Private use is for private needs, as opposed to business uses. These are generally defined as not used to carry passengers or goods for monetary purposes.
Why do batteries fail?
Batteries have a finite life, determined by the application and the operating conditions. Battery failure can be attributed to various factors, however the causes of failure fall under two distinct categories: manufacturing and non-manufacturing faults.
Typically occur within the first 3 months
Short circuits/dead cells
Where one cell will show a dramatically lower Specific Gravity (SG) reading than the other cells.
Usually resulting from physical damage to a battery during transportation or extreme vibrations.
Stringent quality assurance and inspection processes demanded by leading vehicle manufacturers ensures genuine manufacturing faults in batteries are negligible.
Non manufacturing faults
These fall outside of strict quality control systems and are more likely to occur the longer the battery is in service. They are often attributed to a problem with the vehicle’s electrical system, its operation or the battery application.
Wear and tear
As a battery ages, grid metal corrodes and active material is lost from the plate. Over time this leads to a point where the battery will no longer be able to start a vehicle. High temperature will accelerate the degradation rates.
Incorrect fitment, handling and storage often leads to external damage and subsequent battery failure.
Fitting a smaller, less powerful battery or a battery designed for another application can lead to early failure.
Failure to regularly maintenance charge or to maintain fluid levels exposes internal components and accelerates battery failure.
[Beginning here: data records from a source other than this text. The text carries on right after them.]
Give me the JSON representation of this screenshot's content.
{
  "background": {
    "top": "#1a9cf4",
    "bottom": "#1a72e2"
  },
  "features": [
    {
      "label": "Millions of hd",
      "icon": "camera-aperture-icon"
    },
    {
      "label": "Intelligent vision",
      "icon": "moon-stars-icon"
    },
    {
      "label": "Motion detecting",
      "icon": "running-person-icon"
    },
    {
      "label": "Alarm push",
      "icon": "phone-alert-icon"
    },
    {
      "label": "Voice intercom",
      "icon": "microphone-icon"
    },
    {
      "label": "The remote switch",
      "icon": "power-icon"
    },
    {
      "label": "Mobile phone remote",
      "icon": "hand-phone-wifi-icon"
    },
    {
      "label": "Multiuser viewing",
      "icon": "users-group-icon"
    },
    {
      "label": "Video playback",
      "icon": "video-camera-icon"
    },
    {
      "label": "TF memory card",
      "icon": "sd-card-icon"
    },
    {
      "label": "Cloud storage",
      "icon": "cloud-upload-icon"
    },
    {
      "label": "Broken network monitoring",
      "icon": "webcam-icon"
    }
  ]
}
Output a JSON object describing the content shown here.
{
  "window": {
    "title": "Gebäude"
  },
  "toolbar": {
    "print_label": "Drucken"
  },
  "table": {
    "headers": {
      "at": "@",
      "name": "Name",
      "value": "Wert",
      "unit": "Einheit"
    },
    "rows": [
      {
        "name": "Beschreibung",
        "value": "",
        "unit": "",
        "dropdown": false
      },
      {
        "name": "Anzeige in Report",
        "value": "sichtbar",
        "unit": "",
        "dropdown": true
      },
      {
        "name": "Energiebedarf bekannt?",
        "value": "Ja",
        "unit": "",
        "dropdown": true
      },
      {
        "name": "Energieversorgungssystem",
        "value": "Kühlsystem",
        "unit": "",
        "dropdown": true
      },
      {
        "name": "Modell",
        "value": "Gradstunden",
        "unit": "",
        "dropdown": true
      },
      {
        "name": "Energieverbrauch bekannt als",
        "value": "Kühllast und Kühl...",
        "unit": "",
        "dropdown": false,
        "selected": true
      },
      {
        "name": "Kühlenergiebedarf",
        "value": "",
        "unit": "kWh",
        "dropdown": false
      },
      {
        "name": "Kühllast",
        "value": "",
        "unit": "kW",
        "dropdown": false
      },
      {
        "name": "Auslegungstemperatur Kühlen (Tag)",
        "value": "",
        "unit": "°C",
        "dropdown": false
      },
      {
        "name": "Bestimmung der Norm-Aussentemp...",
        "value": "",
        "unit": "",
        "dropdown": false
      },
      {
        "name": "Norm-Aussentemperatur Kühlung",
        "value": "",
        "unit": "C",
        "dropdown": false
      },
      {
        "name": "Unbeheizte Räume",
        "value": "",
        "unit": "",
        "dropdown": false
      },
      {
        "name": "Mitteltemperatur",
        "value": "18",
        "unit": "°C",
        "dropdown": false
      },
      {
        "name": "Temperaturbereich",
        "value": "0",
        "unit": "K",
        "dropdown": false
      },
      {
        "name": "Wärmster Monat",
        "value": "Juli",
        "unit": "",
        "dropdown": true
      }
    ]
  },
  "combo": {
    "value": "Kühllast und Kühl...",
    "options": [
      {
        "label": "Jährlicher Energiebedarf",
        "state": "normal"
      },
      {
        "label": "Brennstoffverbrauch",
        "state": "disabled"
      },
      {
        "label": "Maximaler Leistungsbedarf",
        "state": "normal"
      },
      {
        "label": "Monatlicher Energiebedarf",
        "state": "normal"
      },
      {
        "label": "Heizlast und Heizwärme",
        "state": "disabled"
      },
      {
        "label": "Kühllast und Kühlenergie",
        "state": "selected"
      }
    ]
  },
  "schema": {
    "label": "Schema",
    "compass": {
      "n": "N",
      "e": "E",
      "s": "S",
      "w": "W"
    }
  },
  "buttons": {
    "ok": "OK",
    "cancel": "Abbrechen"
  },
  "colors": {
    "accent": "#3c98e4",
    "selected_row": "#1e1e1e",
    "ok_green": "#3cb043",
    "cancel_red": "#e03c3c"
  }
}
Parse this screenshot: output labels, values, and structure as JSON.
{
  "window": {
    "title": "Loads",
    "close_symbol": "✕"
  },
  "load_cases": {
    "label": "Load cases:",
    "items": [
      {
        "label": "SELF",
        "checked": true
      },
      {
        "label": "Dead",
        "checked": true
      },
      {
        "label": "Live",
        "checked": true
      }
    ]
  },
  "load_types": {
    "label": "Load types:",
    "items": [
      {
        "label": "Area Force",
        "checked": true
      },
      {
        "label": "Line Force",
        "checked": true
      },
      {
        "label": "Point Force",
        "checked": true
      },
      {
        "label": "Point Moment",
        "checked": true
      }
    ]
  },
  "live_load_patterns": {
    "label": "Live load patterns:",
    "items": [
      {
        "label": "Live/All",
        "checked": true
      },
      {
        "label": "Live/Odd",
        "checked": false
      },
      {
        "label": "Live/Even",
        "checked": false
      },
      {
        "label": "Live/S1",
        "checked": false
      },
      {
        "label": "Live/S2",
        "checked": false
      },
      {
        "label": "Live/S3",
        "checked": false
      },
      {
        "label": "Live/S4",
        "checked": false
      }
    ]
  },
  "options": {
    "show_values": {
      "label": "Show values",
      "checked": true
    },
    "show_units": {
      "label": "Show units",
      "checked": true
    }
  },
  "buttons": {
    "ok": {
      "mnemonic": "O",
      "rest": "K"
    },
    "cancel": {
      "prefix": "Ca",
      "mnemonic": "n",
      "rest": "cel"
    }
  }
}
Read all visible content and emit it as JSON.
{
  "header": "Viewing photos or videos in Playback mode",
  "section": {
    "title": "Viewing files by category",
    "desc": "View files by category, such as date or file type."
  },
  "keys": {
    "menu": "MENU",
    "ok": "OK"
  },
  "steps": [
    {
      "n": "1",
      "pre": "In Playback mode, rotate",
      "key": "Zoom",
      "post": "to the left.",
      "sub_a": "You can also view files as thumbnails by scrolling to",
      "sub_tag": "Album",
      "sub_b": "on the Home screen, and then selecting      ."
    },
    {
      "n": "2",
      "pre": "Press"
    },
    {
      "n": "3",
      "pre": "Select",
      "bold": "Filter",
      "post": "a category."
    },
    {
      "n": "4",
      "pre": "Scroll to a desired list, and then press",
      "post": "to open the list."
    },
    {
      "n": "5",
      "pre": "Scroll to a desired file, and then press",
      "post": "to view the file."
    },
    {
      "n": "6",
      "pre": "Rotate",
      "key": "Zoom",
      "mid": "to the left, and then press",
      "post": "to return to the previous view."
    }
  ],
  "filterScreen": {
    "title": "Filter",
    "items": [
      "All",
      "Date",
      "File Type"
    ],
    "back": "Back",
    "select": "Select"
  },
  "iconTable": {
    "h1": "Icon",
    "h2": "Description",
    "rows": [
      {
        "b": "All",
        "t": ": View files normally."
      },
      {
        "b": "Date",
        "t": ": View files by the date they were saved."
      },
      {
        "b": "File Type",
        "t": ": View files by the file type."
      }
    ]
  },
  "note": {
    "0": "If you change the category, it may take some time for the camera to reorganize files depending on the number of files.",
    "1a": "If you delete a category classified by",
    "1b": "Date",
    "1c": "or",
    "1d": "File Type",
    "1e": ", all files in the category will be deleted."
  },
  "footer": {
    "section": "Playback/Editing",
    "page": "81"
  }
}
Occurs when the battery is allowed to stand in a discharged state for an extended period of time. This occurs when vehicles, plant or equipment is left to sit idle for extended periods of time.
Often caused if the charging system has a fault and fails. This can be an alternator system in a vehicle or even a 240V AC charger fault.
Short journeys and stop start driving will not fully recharge a battery. The recommendation is to use a dedicated charging system to properly charge and maintain the battery specific to its needs.
Lights or other accessories left on for extended periods. This can also be electrical circuits staying on when they should not.